Everyone is different and possesses defining characteristics that make us unique to one another. The pigment of our skin is just one of these differentiating factors. But did you know that skin care specialists categorize skin’s pigment by its susceptibility to sun damage? This measurement is called the Fitzpatrick scale, and it is helpful for you to protect yourself from the sun.
The following are the primary categories of skin type on the Fitzpatrick scale, and the respective SPF of sunscreen you should wear for your skin:
Type I (Pale, white, never tans, always burns) SPF 30+
The highest risk category for malignancies from sun exposure, skin type I is very pale and vulnerable to the sun’s rays. If you have skin type I, you never tan but instead burn from sun exposure and are at a high risk for melanoma. It is advised that you wear sunscreen with SPF 30+, reapplying multiple times throughout the day, and stay in the shade as much as possible.
Type II (Fair, usually burns, difficulty tanning) SPF 30+
If you have skin type II, you are very vulnerable to sun damage and burn far more often than you tan. Like those with skin type I, it is recommended that you wear a minimum of SPF 30 and seek shade when exposed to the sun’s rays if you have skin type II.
Type III (Olive, sometimes burns, gradually tans) SPF 15
With skin type III, you are relatively vulnerable to sun damage, carcinomas, and melanoma, but not to the extent of those with skin types I and II. If you have skin type III, it is advised that you wear at least SPF 15 when in direct sunlight and that you seek shade during the sun’s strongest hours, which is typically between 10 AM and 4 PM.
Type IV (Olive, medium brown, rarely burns, tans with moderate ease) SPF 15
More likely to tan than burn, if you have skin type IV, you are less susceptible to sun damage and deadly skin cancers, such as melanoma. Although you aren’t considered to be a member of an at-risk category, your skin will still be damaged from the sun if you don’t wear SPF 15 while in direct exposure.
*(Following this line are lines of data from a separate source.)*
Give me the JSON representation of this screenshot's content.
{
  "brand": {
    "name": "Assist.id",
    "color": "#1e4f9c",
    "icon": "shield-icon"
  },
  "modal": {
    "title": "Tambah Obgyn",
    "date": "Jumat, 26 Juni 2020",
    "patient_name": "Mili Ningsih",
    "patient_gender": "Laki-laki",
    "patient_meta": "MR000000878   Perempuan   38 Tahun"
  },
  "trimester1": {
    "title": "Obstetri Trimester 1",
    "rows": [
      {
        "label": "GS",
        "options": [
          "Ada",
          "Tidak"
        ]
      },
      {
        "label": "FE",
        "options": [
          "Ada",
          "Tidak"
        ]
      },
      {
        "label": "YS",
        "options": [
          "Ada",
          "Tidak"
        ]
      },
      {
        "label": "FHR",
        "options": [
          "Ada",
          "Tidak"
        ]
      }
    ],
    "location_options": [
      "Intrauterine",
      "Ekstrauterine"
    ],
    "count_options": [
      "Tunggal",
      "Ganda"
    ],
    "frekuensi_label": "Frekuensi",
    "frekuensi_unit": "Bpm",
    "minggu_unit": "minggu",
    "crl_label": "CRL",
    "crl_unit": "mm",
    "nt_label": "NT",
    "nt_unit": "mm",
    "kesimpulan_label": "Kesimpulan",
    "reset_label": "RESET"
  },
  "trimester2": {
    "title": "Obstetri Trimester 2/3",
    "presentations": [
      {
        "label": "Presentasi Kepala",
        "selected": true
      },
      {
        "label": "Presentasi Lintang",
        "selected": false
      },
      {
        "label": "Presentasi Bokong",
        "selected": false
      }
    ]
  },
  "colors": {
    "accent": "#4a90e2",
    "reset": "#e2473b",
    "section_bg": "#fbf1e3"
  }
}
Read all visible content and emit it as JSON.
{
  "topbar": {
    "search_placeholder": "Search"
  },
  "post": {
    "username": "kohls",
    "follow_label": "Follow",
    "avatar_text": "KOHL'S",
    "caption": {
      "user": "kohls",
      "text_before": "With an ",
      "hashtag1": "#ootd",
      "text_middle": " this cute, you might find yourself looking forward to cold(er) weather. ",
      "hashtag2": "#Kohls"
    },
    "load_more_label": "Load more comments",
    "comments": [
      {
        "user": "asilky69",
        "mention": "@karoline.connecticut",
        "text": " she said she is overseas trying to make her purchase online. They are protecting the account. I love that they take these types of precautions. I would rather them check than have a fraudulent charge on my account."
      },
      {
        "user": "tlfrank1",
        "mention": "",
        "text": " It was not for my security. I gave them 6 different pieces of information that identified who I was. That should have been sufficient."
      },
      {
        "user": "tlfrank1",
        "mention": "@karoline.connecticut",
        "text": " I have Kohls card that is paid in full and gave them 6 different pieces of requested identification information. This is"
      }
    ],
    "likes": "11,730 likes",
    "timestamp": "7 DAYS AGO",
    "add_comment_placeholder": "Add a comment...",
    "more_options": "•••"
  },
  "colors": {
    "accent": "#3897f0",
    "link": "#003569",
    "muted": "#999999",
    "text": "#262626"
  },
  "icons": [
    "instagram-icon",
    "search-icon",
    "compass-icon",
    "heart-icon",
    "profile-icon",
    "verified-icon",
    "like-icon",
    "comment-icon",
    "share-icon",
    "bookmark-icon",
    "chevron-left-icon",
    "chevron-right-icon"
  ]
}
Carcinomas and melanomas can still develop if the appropriate precautions aren’t taken.
Type V (Brown, dark brown, rarely burns, tans with ease) SPF 15
If you have the second darkest skin type, then you rarely burn and are less susceptible to damage from the sun. Although common forms of melanoma and carcinoma are less likely to occur if you have skin type V, the more aggressive strain known as acral lentiginous melanoma, which forms in unexposed areas of the body, is known to occur in higher prevalence among darker skinned individuals. Because of this, it is advised that you wear SPF 15 and seek shade during the sun’s peak hours.
Type VI (Black, very dark brown, never burns, tans very easily) SPF 15
The darkest skin type, skin type VI does not burn. If you have skin type VI however, you are in the highest risk category for acral lentiginous melanoma and, as such, should wear SPF 15 and seek shade during the sun’s peak hours.